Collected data
↓↓↓

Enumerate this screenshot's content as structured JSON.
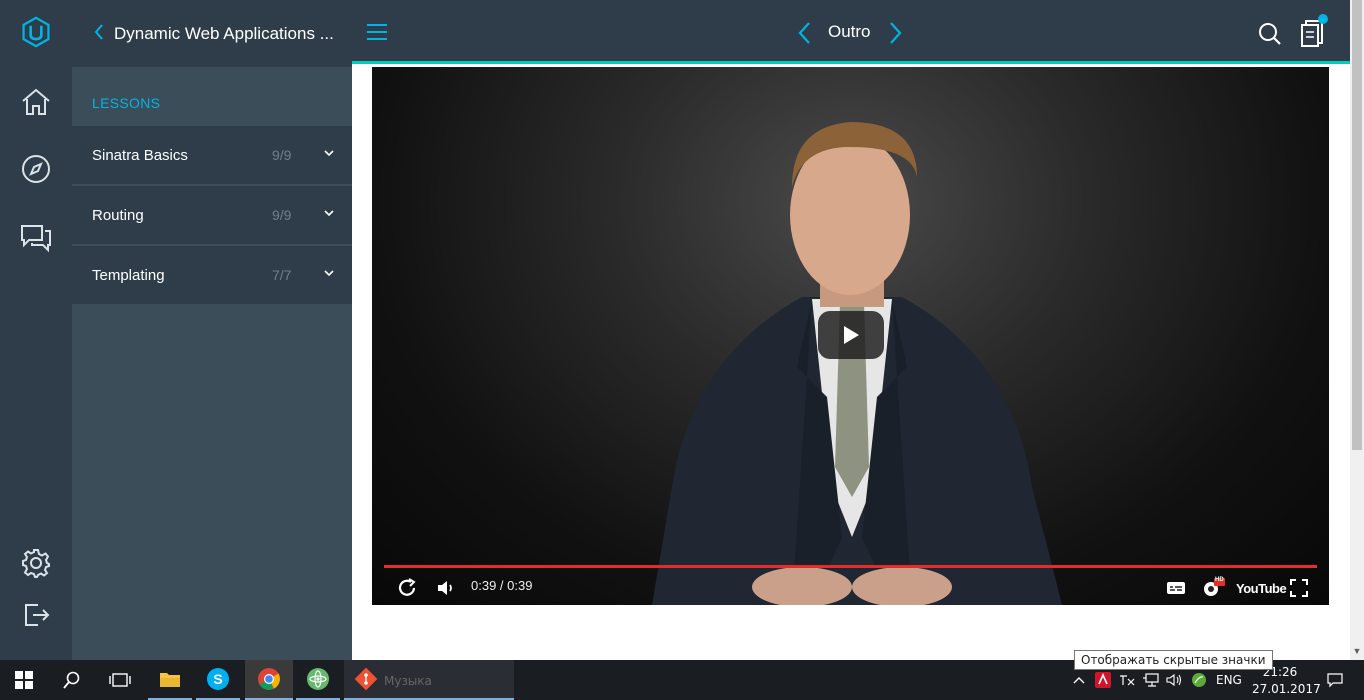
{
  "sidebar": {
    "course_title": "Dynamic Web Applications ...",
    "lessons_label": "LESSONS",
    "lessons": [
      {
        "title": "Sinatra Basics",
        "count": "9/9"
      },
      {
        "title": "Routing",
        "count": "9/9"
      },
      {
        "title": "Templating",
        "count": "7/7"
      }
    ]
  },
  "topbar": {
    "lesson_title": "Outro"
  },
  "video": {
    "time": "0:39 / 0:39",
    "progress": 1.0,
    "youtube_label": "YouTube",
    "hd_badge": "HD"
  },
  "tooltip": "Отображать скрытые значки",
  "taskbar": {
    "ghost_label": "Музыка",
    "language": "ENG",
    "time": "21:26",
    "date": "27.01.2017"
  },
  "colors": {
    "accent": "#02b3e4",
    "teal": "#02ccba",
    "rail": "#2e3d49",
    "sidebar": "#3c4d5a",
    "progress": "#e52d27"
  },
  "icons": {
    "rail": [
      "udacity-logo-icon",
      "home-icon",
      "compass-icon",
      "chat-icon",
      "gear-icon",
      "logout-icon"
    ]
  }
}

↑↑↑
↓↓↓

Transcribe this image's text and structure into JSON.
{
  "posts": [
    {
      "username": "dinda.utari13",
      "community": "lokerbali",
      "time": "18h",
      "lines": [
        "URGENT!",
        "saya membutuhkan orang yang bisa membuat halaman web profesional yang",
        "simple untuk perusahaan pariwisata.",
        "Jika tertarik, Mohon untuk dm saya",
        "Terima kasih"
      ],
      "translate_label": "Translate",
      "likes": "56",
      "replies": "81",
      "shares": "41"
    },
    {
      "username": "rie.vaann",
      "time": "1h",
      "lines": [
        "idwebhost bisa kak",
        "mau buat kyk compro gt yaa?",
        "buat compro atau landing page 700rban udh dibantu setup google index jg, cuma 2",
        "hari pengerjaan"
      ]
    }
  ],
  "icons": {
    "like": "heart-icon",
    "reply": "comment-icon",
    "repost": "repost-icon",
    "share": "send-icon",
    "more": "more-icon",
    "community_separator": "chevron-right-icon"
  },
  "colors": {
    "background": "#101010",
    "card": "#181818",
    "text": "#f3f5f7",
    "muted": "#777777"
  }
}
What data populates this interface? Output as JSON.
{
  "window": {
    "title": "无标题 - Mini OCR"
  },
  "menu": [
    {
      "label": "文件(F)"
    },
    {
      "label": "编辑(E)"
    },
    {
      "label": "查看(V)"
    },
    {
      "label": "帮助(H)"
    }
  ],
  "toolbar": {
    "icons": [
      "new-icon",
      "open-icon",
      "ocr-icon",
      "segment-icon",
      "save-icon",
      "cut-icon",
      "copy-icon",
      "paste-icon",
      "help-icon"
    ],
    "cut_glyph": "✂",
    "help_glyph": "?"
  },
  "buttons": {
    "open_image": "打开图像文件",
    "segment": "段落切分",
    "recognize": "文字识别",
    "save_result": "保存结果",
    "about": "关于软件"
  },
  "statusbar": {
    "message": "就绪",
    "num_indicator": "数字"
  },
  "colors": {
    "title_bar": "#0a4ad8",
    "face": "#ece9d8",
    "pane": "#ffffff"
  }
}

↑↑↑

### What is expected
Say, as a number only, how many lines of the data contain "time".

### Task answer
4